#### Problem details:
An identical copy of the data below is needed.

☆ ☆ ☆ ☆ ☆ ☆ ☆

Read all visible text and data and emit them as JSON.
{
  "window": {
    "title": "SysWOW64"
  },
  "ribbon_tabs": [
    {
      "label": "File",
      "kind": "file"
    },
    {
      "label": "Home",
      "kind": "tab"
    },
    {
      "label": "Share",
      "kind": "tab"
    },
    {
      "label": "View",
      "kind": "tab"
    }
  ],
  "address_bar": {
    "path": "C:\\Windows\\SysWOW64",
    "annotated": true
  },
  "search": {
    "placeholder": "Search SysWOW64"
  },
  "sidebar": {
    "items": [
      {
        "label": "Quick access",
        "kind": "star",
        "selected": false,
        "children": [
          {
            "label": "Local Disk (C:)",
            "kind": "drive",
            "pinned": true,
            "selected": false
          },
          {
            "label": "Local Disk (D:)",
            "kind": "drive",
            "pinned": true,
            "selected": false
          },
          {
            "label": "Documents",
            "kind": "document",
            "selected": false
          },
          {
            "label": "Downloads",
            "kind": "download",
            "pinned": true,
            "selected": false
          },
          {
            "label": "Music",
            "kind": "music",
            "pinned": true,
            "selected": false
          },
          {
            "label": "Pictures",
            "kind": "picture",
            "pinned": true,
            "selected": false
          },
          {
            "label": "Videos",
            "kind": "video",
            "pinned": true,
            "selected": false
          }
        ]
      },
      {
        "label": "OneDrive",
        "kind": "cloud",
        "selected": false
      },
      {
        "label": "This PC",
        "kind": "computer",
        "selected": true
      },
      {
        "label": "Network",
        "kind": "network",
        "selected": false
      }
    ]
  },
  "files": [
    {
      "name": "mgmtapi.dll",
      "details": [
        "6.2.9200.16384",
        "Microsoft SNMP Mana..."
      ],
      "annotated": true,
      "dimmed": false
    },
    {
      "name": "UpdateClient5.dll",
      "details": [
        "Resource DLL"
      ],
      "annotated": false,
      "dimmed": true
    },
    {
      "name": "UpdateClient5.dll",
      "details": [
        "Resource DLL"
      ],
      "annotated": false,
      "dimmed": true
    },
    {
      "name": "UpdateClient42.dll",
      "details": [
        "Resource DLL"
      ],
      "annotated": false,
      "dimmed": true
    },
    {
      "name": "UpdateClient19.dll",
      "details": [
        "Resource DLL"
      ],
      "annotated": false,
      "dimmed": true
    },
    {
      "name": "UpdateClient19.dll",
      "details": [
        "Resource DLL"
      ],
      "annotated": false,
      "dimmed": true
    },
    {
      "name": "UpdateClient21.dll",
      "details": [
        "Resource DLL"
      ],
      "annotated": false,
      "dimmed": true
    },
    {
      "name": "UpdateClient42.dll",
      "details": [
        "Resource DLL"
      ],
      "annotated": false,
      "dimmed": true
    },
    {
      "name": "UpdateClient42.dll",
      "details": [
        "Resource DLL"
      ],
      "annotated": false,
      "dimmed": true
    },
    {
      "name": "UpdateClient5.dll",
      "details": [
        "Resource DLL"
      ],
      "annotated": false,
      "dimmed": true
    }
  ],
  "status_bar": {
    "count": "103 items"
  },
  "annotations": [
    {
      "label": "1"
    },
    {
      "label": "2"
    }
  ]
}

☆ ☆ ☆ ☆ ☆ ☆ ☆

#### Solution for this problem:
Read all visible text and data and emit them as JSON.
{
  "window": {
    "title": "SysWOW64"
  },
  "ribbon_tabs": [
    {
      "label": "File",
      "kind": "file"
    },
    {
      "label": "Home",
      "kind": "tab"
    },
    {
      "label": "Share",
      "kind": "tab"
    },
    {
      "label": "View",
      "kind": "tab"
    }
  ],
  "address_bar": {
    "path": "C:\\Windows\\SysWOW64",
    "annotated": true
  },
  "search": {
    "placeholder": "Search SysWOW64"
  },
  "sidebar": {
    "items": [
      {
        "label": "Quick access",
        "kind": "star",
        "selected": false,
        "children": [
          {
            "label": "Local Disk (C:)",
            "kind": "drive",
            "pinned": true,
            "selected": false
          },
          {
            "label": "Local Disk (D:)",
            "kind": "drive",
            "pinned": true,
            "selected": false
          },
          {
            "label": "Documents",
            "kind": "document",
            "selected": false
          },
          {
            "label": "Downloads",
            "kind": "download",
            "pinned": true,
            "selected": false
          },
          {
            "label": "Music",
            "kind": "music",
            "pinned": true,
            "selected": false
          },
          {
            "label": "Pictures",
            "kind": "picture",
            "pinned": true,
            "selected": false
          },
          {
            "label": "Videos",
            "kind": "video",
            "pinned": true,
            "selected": false
          }
        ]
      },
      {
        "label": "OneDrive",
        "kind": "cloud",
        "selected": false
      },
      {
        "label": "This PC",
        "kind": "computer",
        "selected": true
      },
      {
        "label": "Network",
        "kind": "network",
        "selected": false
      }
    ]
  },
  "files": [
    {
      "name": "mgmtapi.dll",
      "details": [
        "6.2.9200.16384",
        "Microsoft SNMP Mana..."
      ],
      "annotated": true,
      "dimmed": false
    },
    {
      "name": "UpdateClient5.dll",
      "details": [
        "Resource DLL"
      ],
      "annotated": false,
      "dimmed": true
    },
    {
      "name": "UpdateClient5.dll",
      "details": [
        "Resource DLL"
      ],
      "annotated": false,
      "dimmed": true
    },
    {
      "name": "UpdateClient42.dll",
      "details": [
        "Resource DLL"
      ],
      "annotated": false,
      "dimmed": true
    },
    {
      "name": "UpdateClient19.dll",
      "details": [
        "Resource DLL"
      ],
      "annotated": false,
      "dimmed": true
    },
    {
      "name": "UpdateClient19.dll",
      "details": [
        "Resource DLL"
      ],
      "annotated": false,
      "dimmed": true
    },
    {
      "name": "UpdateClient21.dll",
      "details": [
        "Resource DLL"
      ],
      "annotated": false,
      "dimmed": true
    },
    {
      "name": "UpdateClient42.dll",
      "details": [
        "Resource DLL"
      ],
      "annotated": false,
      "dimmed": true
    },
    {
      "name": "UpdateClient42.dll",
      "details": [
        "Resource DLL"
      ],
      "annotated": false,
      "dimmed": true
    },
    {
      "name": "UpdateClient5.dll",
      "details": [
        "Resource DLL"
      ],
      "annotated": false,
      "dimmed": true
    }
  ],
  "status_bar": {
    "count": "103 items"
  },
  "annotations": [
    {
      "label": "1"
    },
    {
      "label": "2"
    }
  ]
}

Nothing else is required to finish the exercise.